I want to support her to start thinking through some of this for herself, but whereas she used to have very good judgment, these days she's running on low self esteem and hormones and I believe would follow anybody home who told her she had beautiful eyes. I talked to her about birth control and safe sex and she clearly was not ready. She went to his house once or twice, all when parents were home. When she has been out later with others I often pick her up (the joys of cell phones! I guess when there is another boyfriend I will want to meet him also.

( And yes, we've been addressing the low esteem for years.)She has no experience with dating. I say I could get behind that better if he would stop commenting on her physical beauty and if she would stop gushing. When she saw him I kept my cell phone on and when they were alone for the first time and he was pressuring her for sex, she called me and I picked her up immediately. I think it's a matter of what you are comfortable with and what she wants too.

Binge drinking, date violence, and even date rape are far too common.

In light of this, we would advise that boys and girls under the age of seventeen should not be allowed to go out on one-on-one dates.

Jan 2008 My 15 year old daughter informed me yesterday that she's been texting an 18 year old boy she met at the bus stop. At the time, I talked with her about ''the dangers'' while also validating how good it felt to have someone notice you etc. So, now they're texting and she's grinning and blushing and feeling all special . ) On the other hand, my saying that will only encourage her as she is seriously rebelling these days.

She had told me about him a month ago, telling me that this really cute guy kept approaching her to talk with her. I tried talking with her about it but she was angry that I was ruining her fantasy and finally said ''Fine! '' which I trust about as much as I trust George W. Any feedback from parents who have been through this? Sign me as: conflicted mother My daughter started seeing a 15 year old boy (on the water polo team)when she was 15 and I had her keep her door open when he came over and requested that his parents do the same. I always ask her to be home by dark, no matter what she's doing, out of not wanting her to walk around alone at night because it's not safe. I offered to give him a ride home but he didn't want one.
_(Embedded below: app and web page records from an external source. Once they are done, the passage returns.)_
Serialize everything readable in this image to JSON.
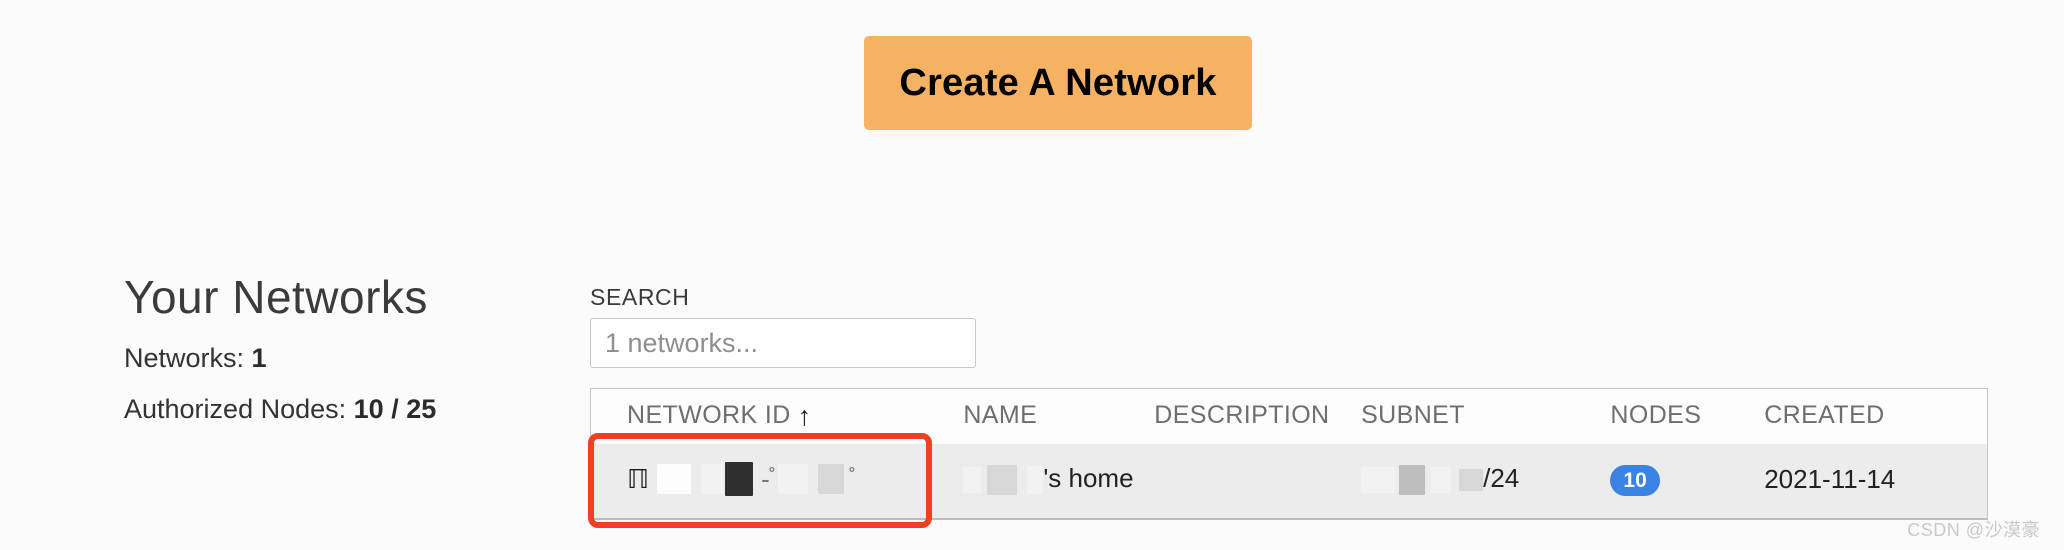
{
  "toolbar": {
    "create_network_label": "Create A Network",
    "accent_color": "#f5b263"
  },
  "sidebar": {
    "title": "Your Networks",
    "stats": [
      {
        "label": "Networks:",
        "value": "1"
      },
      {
        "label": "Authorized Nodes:",
        "value": "10 / 25"
      }
    ]
  },
  "search": {
    "label": "SEARCH",
    "placeholder": "1 networks...",
    "value": ""
  },
  "table": {
    "columns": [
      {
        "key": "network_id",
        "label": "NETWORK ID",
        "sort": "asc",
        "sort_glyph": "↑"
      },
      {
        "key": "name",
        "label": "NAME"
      },
      {
        "key": "description",
        "label": "DESCRIPTION"
      },
      {
        "key": "subnet",
        "label": "SUBNET"
      },
      {
        "key": "nodes",
        "label": "NODES"
      },
      {
        "key": "created",
        "label": "CREATED"
      }
    ],
    "rows": [
      {
        "network_id": "",
        "network_id_redacted": true,
        "name_suffix": "'s home",
        "name_redacted": true,
        "description": "",
        "subnet_suffix": "/24",
        "subnet_redacted": true,
        "nodes": "10",
        "nodes_badge_color": "#3a82e4",
        "created": "2021-11-14"
      }
    ]
  },
  "annotation": {
    "shape": "rectangle",
    "target": "network-id-cell",
    "color": "#ef4023"
  },
  "watermark": {
    "text": "CSDN @沙漠豪"
  }
}
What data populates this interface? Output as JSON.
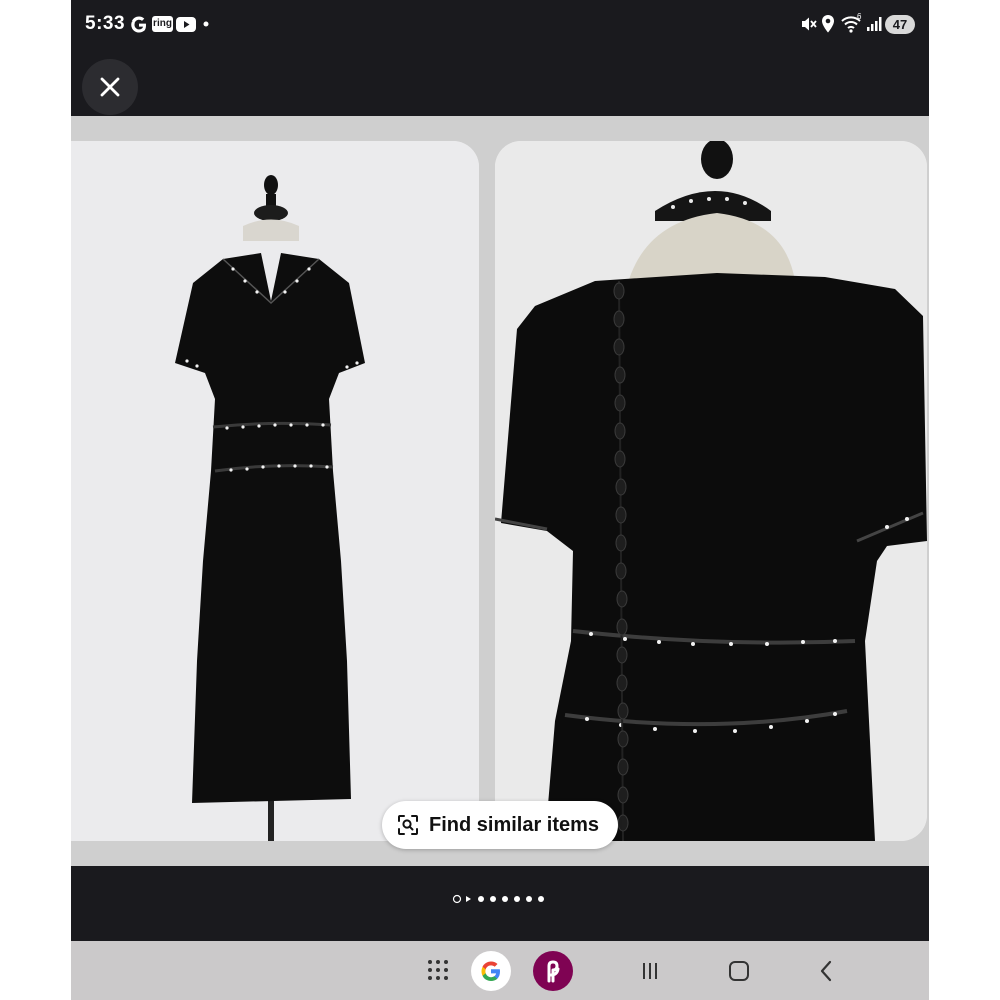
{
  "status_bar": {
    "time": "5:33",
    "left_icons": [
      "google-icon",
      "ring-icon",
      "youtube-icon",
      "dot-icon"
    ],
    "ring_label": "ring",
    "right_icons": [
      "mute-icon",
      "location-icon",
      "wifi-icon",
      "signal-icon"
    ],
    "wifi_label": "6",
    "battery": "47"
  },
  "header": {
    "close_icon": "close-icon"
  },
  "carousel": {
    "images": [
      {
        "subject": "black dress front on mannequin"
      },
      {
        "subject": "black dress back on mannequin"
      }
    ],
    "find_similar_label": "Find similar items",
    "find_similar_icon": "visual-search-icon",
    "page_count": 8,
    "current_page": 1
  },
  "nav_bar": {
    "items": [
      "app-drawer-icon",
      "google-app-icon",
      "poshmark-app-icon",
      "recents-icon",
      "home-icon",
      "back-icon"
    ]
  },
  "colors": {
    "background": "#1a1a1e",
    "content_bg": "#cfcfcf",
    "nav_bg": "#cbc9ca",
    "accent_poshmark": "#7f0353"
  }
}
Younger teens really should be completely focused on school, activities and family.

As they get older and relationships become developmentally appropriate, it remains important that we stay close to our teens and provide guidance while allowing them to develop some independence.

As parents, we all want our teens to have good early relationships, so we should discuss what constitutes a healthy relationship before they begin dating.

We can help them to expect good communication, respect, trust, fairness, honesty and equality.